- Steere, A., Strle, F., Wormser, G. et al. Lyme borreliosis. Nat Rev Dis Primers 2, 16090 (2016).
- Sharma B, Brown AV, Matluck NE, Hu LT and Lewis K. Borrelia burgdorferi, the Causative Agent of Lyme Disease, Forms Drug-Tolerant Persister Cells. 2015 Aug;59(8):4616-24.
- Plessis, Lissinda & Westhuizen, Francois & Kotze, Herculaas. (2007). The effect of blood ozonation on mitochondrial function and apoptosis of peripheral blood mononuclear cells in the presence and absence of antioxidants. African Journal of Biotechnology (ISSN: 1684-5315) Vol 6 Num 15. 6.
- Kalghatgi S, Spina C, Costello J, Liesa M, Morones-Ramirez JR, Slomovic S, Molina A, Shirihai OS and Collins J. Bactericidal Antibiotics Induce Mitochondrial Dysfunction and Oxidative Damage in Mammalian Cells. 2013 Jul;5(192):192ra85.

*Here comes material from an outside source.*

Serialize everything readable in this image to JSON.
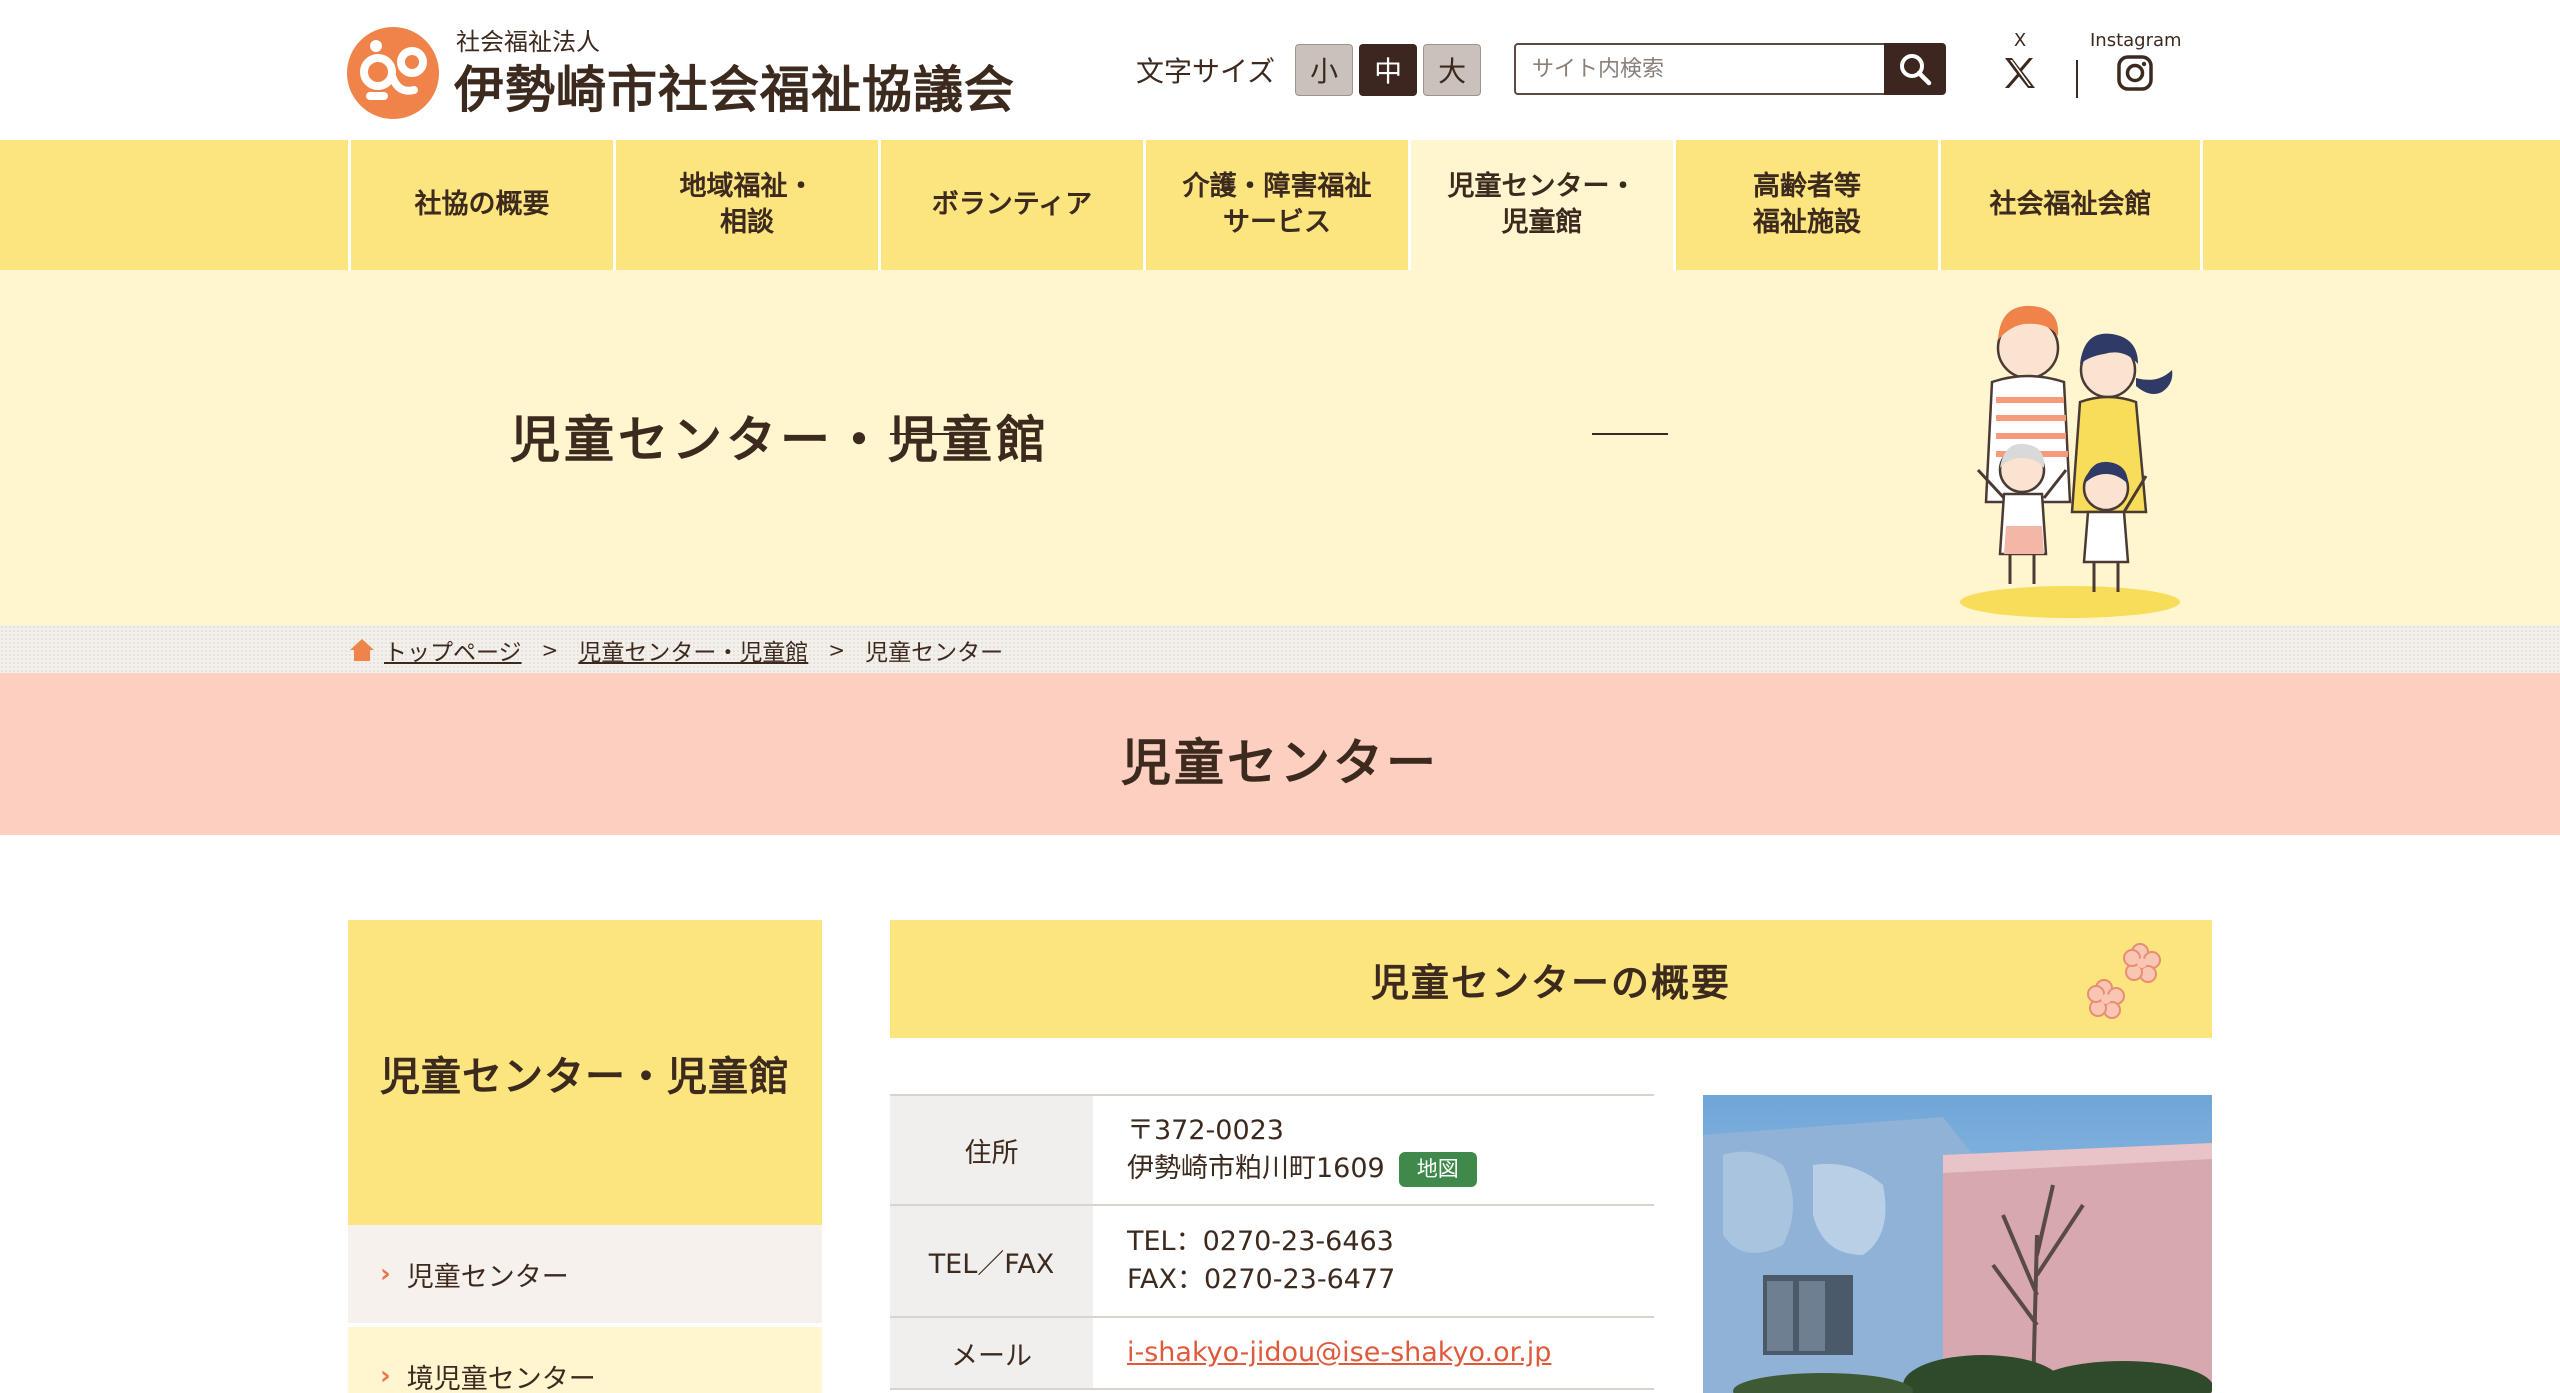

- Rowen RJ. Ozone and oxidation therapies as a solution to the emerging crisis in infectious disease management: a review of current knowledge and experience. Med Gas Res. 2019 Oct-Dec;9(4):232-237.
- Rowen, Robert Jay. Ozone therapy as a primary and sole treatment for acute bacterial infection: case report. Medical gas research vol. 8,3 121-124. 25 Sep. 2018
- Smith A, Oertle J, Warren D and Prato D. Chronic Lyme Disease Complex and Its Commonly Undiagnosed Primary and Secondary Co-Infections. 2015 Sept; Vol.5 No.3
- C Huang, Y Chen, T Kao, H Kao, Y Lee, J Cheng, J Wang. Hyperbaric oxygen therapy as an effective adjunctive treatment for chronic Lyme disease. Journal of the Chinese Medical Association,Volume 77, Issue 5,2014, Pages 269-271
- Centers for Disease Control and Prevention. Lyme Disease Rashes and Look-alikes. 2018 Dec
- Centers for Disease Control and Prevention. What you Need to Know about Lyme Carditis. 2018 Dec
- Centers for Disease Control and Prevention. Data and Surveillance. 2019 Feb
- Centers for Disease Control and Prevention. Post-Treatment Lyme Disease Syndrome. 2018 Dec